### [EXERCISE BRIEF]
Scan the entries below line by line and state how many lines contain the string "Average", giving only the number.

### [DATA EXTRACT]
_ _ _ _ _ _ _

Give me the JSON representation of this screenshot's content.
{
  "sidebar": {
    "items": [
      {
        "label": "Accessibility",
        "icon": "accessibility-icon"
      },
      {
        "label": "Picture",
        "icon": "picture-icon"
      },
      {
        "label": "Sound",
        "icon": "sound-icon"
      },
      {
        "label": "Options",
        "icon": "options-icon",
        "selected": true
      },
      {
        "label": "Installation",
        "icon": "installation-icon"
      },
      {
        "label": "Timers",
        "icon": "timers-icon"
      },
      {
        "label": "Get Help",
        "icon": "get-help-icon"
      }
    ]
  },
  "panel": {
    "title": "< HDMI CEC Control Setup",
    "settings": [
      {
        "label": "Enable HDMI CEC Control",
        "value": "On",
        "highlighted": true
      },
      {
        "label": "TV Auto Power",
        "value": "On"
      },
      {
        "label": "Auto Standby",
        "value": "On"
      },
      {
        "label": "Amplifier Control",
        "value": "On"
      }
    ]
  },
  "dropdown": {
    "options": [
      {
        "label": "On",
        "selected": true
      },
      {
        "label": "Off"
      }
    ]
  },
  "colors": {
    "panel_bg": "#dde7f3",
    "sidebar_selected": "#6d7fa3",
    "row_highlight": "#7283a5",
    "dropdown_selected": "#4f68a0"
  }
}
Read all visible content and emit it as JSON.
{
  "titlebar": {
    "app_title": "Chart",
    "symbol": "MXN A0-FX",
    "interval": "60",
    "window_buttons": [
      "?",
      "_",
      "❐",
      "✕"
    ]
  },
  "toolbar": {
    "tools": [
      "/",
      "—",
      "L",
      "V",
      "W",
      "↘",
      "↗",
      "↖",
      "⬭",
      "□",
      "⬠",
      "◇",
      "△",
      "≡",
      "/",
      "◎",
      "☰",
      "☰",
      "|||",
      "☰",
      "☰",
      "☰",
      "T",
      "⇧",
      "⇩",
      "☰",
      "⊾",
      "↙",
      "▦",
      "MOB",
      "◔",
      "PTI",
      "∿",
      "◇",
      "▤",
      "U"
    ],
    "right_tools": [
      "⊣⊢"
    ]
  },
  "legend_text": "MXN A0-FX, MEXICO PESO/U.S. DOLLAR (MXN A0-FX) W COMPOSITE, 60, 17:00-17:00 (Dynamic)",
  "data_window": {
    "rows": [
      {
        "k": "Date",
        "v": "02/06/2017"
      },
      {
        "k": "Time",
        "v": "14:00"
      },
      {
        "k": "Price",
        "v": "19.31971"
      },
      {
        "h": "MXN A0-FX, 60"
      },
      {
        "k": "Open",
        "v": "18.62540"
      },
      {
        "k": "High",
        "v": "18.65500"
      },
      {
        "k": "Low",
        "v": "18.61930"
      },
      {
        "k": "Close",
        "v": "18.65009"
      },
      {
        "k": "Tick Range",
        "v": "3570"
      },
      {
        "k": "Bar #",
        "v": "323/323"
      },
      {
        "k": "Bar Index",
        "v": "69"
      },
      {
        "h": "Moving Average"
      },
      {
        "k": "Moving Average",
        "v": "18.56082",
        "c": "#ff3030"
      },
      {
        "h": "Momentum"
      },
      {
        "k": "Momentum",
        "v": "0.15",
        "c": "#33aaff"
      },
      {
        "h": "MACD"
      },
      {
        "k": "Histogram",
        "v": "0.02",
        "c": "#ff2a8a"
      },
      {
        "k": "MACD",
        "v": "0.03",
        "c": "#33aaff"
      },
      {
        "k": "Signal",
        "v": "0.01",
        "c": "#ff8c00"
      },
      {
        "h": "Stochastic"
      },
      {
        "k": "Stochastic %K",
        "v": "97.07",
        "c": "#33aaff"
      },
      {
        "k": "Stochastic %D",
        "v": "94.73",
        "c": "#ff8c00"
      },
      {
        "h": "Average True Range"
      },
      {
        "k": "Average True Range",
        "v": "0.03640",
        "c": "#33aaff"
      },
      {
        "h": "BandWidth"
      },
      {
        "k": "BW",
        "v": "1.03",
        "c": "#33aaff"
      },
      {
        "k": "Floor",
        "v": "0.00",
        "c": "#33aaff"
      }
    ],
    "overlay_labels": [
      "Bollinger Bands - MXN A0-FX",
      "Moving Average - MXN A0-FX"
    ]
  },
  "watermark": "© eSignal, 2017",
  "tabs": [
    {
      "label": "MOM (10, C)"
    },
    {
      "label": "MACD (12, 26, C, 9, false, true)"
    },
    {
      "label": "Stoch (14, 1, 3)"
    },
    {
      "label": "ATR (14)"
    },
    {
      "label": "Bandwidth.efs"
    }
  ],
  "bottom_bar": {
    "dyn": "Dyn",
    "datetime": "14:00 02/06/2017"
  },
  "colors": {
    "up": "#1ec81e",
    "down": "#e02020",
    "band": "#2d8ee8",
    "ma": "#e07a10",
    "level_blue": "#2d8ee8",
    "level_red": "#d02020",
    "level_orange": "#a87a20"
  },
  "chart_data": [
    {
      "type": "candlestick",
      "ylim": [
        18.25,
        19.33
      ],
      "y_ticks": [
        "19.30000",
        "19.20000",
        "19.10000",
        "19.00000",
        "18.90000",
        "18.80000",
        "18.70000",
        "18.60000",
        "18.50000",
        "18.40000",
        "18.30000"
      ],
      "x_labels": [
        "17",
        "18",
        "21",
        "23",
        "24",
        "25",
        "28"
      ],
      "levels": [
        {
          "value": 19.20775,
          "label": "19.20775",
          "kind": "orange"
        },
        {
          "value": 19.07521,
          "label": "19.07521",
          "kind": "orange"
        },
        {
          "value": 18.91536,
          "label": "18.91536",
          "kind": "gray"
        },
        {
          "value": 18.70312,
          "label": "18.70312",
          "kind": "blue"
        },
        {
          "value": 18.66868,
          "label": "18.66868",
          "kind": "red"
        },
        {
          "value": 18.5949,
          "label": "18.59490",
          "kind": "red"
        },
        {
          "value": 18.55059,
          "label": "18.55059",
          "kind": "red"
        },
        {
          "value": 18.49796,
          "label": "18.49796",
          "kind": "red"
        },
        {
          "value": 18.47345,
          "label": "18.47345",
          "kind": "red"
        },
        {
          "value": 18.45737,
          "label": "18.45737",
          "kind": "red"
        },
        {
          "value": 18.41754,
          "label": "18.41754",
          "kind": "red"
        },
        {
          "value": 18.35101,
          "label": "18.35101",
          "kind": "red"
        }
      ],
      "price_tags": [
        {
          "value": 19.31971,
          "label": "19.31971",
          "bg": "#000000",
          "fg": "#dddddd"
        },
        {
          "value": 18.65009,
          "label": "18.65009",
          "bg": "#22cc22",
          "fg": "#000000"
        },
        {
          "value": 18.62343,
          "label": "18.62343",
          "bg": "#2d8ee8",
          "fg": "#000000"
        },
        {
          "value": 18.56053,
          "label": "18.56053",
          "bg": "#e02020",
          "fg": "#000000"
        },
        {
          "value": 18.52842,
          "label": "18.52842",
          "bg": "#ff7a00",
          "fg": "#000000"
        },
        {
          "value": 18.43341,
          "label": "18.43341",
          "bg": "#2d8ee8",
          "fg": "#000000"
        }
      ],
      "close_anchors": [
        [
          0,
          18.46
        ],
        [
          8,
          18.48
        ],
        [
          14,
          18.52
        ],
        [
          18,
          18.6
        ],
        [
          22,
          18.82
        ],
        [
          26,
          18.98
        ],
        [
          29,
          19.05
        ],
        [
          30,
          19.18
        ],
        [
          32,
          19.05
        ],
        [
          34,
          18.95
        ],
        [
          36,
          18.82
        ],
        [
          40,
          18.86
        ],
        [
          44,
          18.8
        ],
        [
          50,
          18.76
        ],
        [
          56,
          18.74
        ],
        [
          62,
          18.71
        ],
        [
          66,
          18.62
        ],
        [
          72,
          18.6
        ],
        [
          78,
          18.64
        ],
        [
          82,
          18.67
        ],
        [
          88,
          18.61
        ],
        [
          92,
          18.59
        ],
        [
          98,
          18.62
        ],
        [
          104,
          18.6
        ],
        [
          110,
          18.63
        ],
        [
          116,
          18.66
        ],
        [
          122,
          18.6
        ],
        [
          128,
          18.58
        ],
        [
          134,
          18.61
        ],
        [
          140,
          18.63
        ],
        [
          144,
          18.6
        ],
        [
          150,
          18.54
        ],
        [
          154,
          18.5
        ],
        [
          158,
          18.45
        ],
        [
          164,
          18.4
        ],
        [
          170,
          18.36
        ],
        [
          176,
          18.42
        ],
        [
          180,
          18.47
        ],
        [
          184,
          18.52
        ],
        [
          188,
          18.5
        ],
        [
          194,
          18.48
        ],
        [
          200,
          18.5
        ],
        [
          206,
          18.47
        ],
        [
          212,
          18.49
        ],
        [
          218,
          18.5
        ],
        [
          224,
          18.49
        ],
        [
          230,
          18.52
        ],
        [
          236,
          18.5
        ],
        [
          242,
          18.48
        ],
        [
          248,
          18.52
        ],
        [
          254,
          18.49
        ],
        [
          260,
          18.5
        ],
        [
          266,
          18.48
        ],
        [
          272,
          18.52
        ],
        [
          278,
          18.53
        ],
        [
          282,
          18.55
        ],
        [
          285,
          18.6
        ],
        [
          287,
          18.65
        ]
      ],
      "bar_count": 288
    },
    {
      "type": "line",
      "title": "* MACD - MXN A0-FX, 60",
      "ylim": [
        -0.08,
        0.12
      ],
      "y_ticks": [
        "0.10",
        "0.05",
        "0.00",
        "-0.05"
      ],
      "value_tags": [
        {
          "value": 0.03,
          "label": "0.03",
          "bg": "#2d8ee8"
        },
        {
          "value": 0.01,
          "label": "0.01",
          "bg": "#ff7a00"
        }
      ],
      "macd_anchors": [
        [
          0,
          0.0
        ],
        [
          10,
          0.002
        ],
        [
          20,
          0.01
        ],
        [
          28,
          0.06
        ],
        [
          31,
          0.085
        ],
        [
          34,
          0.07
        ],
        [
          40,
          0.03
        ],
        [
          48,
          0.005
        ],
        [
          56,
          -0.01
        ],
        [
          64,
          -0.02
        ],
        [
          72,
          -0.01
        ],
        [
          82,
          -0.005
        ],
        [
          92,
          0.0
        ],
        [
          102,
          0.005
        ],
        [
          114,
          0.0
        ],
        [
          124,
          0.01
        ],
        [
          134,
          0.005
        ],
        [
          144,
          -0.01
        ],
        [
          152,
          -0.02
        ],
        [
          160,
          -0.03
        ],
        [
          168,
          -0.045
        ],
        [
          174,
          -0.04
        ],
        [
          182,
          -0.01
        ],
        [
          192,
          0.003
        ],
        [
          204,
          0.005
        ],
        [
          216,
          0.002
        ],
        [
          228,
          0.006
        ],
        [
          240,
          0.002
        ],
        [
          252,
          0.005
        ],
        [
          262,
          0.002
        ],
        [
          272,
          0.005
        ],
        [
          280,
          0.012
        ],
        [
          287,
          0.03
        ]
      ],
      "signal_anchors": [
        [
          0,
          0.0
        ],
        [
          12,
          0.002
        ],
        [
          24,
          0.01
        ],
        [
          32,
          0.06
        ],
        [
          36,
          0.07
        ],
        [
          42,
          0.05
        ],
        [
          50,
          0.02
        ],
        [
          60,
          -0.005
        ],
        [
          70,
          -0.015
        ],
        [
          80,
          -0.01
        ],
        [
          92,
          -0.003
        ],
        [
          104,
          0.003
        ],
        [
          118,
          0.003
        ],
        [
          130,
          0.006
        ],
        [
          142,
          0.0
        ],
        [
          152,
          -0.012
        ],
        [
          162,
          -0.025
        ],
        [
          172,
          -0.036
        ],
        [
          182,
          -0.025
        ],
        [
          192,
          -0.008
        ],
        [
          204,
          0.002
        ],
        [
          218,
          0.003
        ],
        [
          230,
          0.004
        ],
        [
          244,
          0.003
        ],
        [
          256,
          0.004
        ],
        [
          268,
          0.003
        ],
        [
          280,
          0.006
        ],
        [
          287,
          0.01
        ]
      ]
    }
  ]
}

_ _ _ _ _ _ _

### [RESULT]
5